[Task to complete] Which lines of the records below contain the word "this"? Report each of them in full.
***** Extracted data
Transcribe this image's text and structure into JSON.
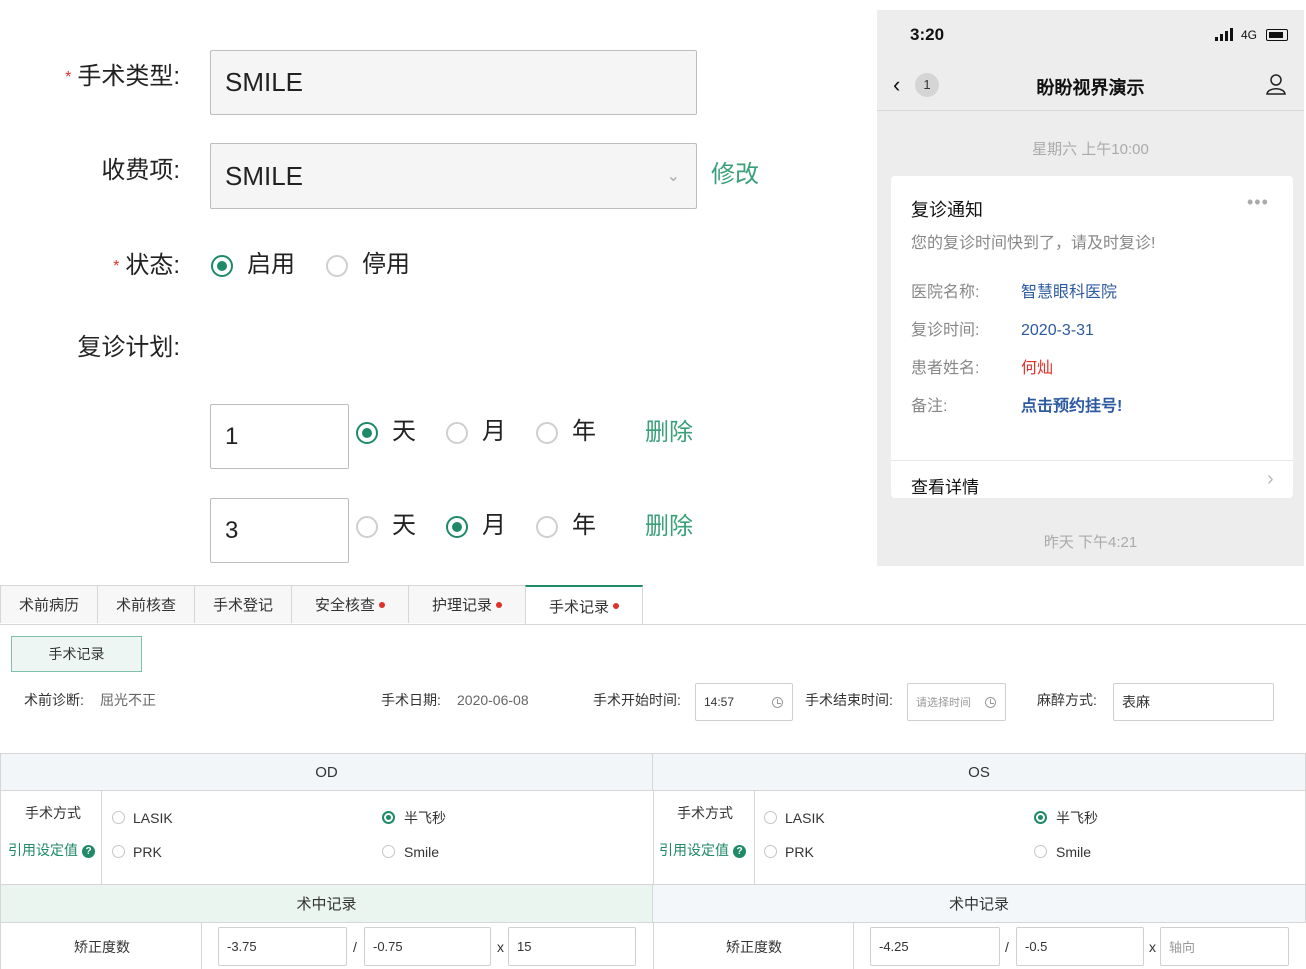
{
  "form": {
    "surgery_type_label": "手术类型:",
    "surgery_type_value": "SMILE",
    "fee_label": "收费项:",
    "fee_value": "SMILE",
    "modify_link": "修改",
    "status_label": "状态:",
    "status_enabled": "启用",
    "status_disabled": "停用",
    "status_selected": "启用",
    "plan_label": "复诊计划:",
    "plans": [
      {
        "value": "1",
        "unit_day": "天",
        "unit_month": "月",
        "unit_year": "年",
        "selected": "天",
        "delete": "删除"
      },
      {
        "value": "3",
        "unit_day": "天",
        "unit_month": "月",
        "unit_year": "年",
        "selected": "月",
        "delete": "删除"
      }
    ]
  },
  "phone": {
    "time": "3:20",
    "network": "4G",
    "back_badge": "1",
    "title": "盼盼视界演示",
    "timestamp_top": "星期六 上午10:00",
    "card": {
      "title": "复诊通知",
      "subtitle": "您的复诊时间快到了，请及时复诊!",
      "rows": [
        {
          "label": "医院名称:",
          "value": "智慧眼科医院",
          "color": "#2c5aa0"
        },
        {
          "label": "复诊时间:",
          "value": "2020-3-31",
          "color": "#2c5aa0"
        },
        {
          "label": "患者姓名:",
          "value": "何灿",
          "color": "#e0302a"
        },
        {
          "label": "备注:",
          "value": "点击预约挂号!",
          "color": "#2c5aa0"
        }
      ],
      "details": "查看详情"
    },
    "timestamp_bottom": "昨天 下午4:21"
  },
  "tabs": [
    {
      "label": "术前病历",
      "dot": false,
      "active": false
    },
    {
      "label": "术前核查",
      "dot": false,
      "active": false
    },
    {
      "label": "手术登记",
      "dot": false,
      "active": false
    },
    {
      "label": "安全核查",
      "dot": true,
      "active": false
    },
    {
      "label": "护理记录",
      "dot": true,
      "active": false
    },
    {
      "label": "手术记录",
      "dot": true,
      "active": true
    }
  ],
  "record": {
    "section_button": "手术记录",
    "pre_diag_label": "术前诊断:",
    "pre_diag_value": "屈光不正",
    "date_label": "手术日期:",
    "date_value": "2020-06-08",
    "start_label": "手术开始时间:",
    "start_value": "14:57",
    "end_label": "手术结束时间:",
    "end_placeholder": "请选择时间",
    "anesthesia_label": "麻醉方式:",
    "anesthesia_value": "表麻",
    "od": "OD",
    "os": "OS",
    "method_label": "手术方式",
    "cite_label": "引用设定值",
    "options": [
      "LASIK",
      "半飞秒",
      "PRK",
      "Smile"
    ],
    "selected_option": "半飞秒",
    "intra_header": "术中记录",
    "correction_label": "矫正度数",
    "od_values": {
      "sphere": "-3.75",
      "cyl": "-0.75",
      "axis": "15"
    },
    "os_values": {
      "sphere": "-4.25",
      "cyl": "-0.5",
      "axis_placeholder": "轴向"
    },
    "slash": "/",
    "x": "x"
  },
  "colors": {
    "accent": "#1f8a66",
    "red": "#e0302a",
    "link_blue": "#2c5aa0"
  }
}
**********
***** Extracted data
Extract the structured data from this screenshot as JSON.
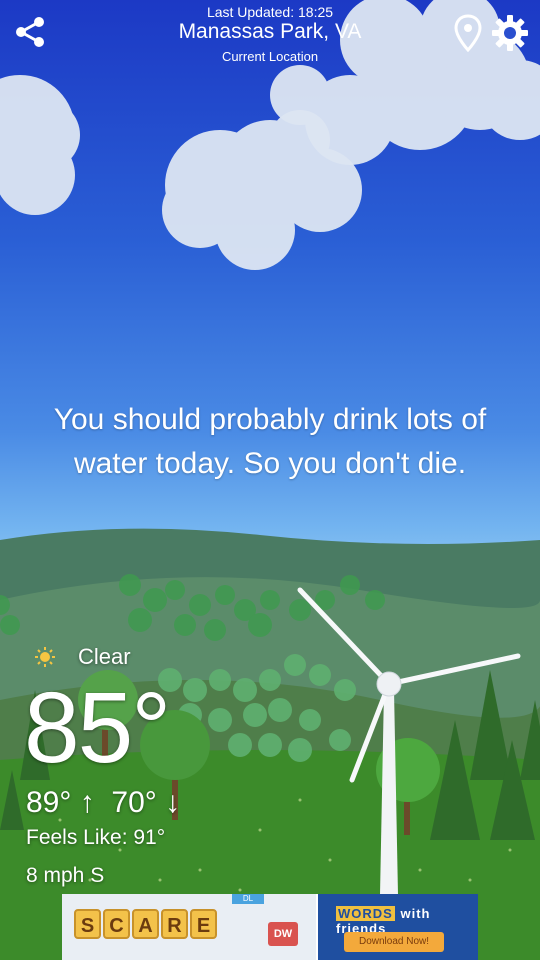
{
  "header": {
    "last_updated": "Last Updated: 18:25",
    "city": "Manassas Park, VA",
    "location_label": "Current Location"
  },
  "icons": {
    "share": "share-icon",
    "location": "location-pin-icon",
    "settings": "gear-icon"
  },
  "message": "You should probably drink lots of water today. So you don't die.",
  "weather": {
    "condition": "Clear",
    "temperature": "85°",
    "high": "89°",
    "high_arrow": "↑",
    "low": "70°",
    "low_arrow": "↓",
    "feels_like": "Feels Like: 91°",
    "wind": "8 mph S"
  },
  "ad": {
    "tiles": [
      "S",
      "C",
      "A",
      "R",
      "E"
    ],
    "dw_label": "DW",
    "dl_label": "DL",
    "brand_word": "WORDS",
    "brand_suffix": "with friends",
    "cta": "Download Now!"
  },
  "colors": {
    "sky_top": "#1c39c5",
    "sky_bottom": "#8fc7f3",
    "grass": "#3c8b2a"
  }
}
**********
[Reply to the task]
Transcribe this image's text and structure into JSON.
Extract the structured data from this screenshot as JSON.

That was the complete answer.